Nothing much new happening with our puppy. He has found a fascination with beds, and is not getting the message that he’s not allowed on them. He has no trouble finding a comfy place to lie with his long legs. I am trying to teach him to leave a treat on his head, later to move to his nose. I expect it to take a very long time, but, at the moment, he doesn’t even realise that the treat is there, which makes it impossible to teach him the patience necessary.
Cloë the basset hound has really benefited from playing with Marshall the Fast. sprinting around the garden trying to keep up with him has made her the fittest and fastest basset I have ever known. If you feel her very carefully you can feel her ribs! This does not mean we need to feed her more, it is a good thing and a sign of health. We sometimes walk her and Marshall around the block and I always time Cloë. She used to take about 22 minutes and her record was 19 minutes, but recently she crushed that time with an amazing-for-a-basset 11:53!
He has learnt to wait for his food while I put it down, even if I step away. We have used a choke chain while walking (don’t worry, we do not hurt him), and he doesn’t pull so much. His socialising is going well, but he does bark a lot when he sees a new dog and occasionally his games with Cloë the basset get a bit too rough.

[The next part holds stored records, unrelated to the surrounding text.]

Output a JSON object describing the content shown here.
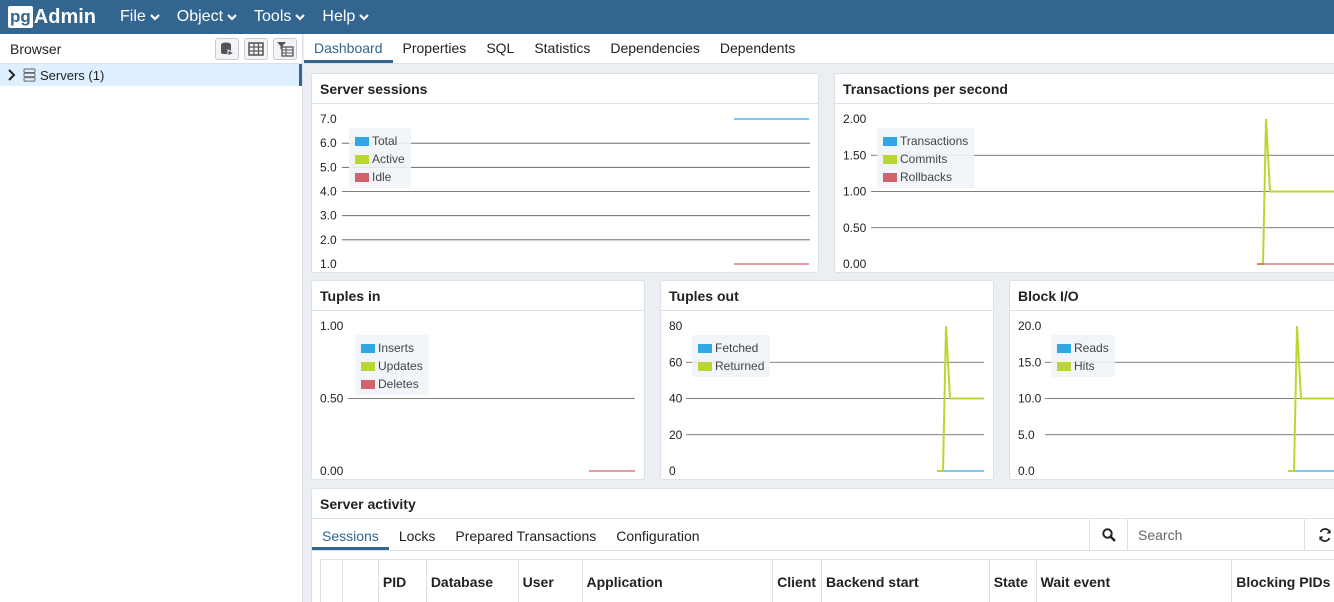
{
  "app": {
    "logo_pg": "pg",
    "logo_admin": "Admin"
  },
  "menu": [
    {
      "label": "File"
    },
    {
      "label": "Object"
    },
    {
      "label": "Tools"
    },
    {
      "label": "Help"
    }
  ],
  "browser": {
    "title": "Browser",
    "tree": [
      {
        "label": "Servers (1)"
      }
    ]
  },
  "main_tabs": [
    {
      "label": "Dashboard",
      "active": true
    },
    {
      "label": "Properties"
    },
    {
      "label": "SQL"
    },
    {
      "label": "Statistics"
    },
    {
      "label": "Dependencies"
    },
    {
      "label": "Dependents"
    }
  ],
  "colors": {
    "blue": "#2fa8e3",
    "green": "#bcd631",
    "red": "#d0646c",
    "brand": "#326690"
  },
  "cards": {
    "server_sessions": {
      "title": "Server sessions"
    },
    "tps": {
      "title": "Transactions per second"
    },
    "tuples_in": {
      "title": "Tuples in"
    },
    "tuples_out": {
      "title": "Tuples out"
    },
    "block_io": {
      "title": "Block I/O"
    }
  },
  "chart_data": [
    {
      "type": "line",
      "title": "Server sessions",
      "ylim": [
        1.0,
        7.0
      ],
      "yticks": [
        "7.0",
        "6.0",
        "5.0",
        "4.0",
        "3.0",
        "2.0",
        "1.0"
      ],
      "series": [
        {
          "name": "Total",
          "color": "#2fa8e3",
          "values": [
            7,
            7
          ]
        },
        {
          "name": "Active",
          "color": "#bcd631",
          "values": []
        },
        {
          "name": "Idle",
          "color": "#d0646c",
          "values": [
            1,
            1
          ]
        }
      ]
    },
    {
      "type": "line",
      "title": "Transactions per second",
      "ylim": [
        0,
        2.0
      ],
      "yticks": [
        "2.00",
        "1.50",
        "1.00",
        "0.50",
        "0.00"
      ],
      "series": [
        {
          "name": "Transactions",
          "color": "#2fa8e3",
          "values": []
        },
        {
          "name": "Commits",
          "color": "#bcd631",
          "values": [
            0,
            2,
            1,
            1,
            1
          ]
        },
        {
          "name": "Rollbacks",
          "color": "#d0646c",
          "values": [
            0,
            0
          ]
        }
      ]
    },
    {
      "type": "line",
      "title": "Tuples in",
      "ylim": [
        0,
        1.0
      ],
      "yticks": [
        "1.00",
        "0.50",
        "0.00"
      ],
      "series": [
        {
          "name": "Inserts",
          "color": "#2fa8e3",
          "values": []
        },
        {
          "name": "Updates",
          "color": "#bcd631",
          "values": []
        },
        {
          "name": "Deletes",
          "color": "#d0646c",
          "values": [
            0,
            0
          ]
        }
      ]
    },
    {
      "type": "line",
      "title": "Tuples out",
      "ylim": [
        0,
        80
      ],
      "yticks": [
        "80",
        "60",
        "40",
        "20",
        "0"
      ],
      "series": [
        {
          "name": "Fetched",
          "color": "#2fa8e3",
          "values": [
            0,
            0
          ]
        },
        {
          "name": "Returned",
          "color": "#bcd631",
          "values": [
            0,
            80,
            40,
            40,
            40
          ]
        }
      ]
    },
    {
      "type": "line",
      "title": "Block I/O",
      "ylim": [
        0,
        20
      ],
      "yticks": [
        "20.0",
        "15.0",
        "10.0",
        "5.0",
        "0.0"
      ],
      "series": [
        {
          "name": "Reads",
          "color": "#2fa8e3",
          "values": [
            0,
            0
          ]
        },
        {
          "name": "Hits",
          "color": "#bcd631",
          "values": [
            0,
            20,
            10,
            10,
            10
          ]
        }
      ]
    }
  ],
  "activity": {
    "title": "Server activity",
    "tabs": [
      {
        "label": "Sessions",
        "active": true
      },
      {
        "label": "Locks"
      },
      {
        "label": "Prepared Transactions"
      },
      {
        "label": "Configuration"
      }
    ],
    "search_placeholder": "Search",
    "columns": [
      "",
      "",
      "PID",
      "Database",
      "User",
      "Application",
      "Client",
      "Backend start",
      "State",
      "Wait event",
      "Blocking PIDs"
    ]
  }
}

He’s got the hand signals and verbal commands for sit, wait, down and up. He can go quite well from ‘down’ to ‘stand’ or ‘sit’. If anyone says ‘find it’, he puts his nose to the ground and hunts madly, and when he finds a trail, he will follow it. To exercise him I occasionally place jumps on bricks. I can normally get him to do two jumps about four bricks high (one brick≈9cm) (not very high for a 60-centimetres-at-the-withers dog) and 1,2m apart in a row. Recently I tried to get him to three jumps two bricks high in the same distance, but, somehow, he kept doing two (80cm apart!) in one stride! (And he cleared all three.)
Tip: you can exercise
your dog’s brain or
nose by placing flower
pots or cups in a row
and placing treats
under some for your
dog to sniff out on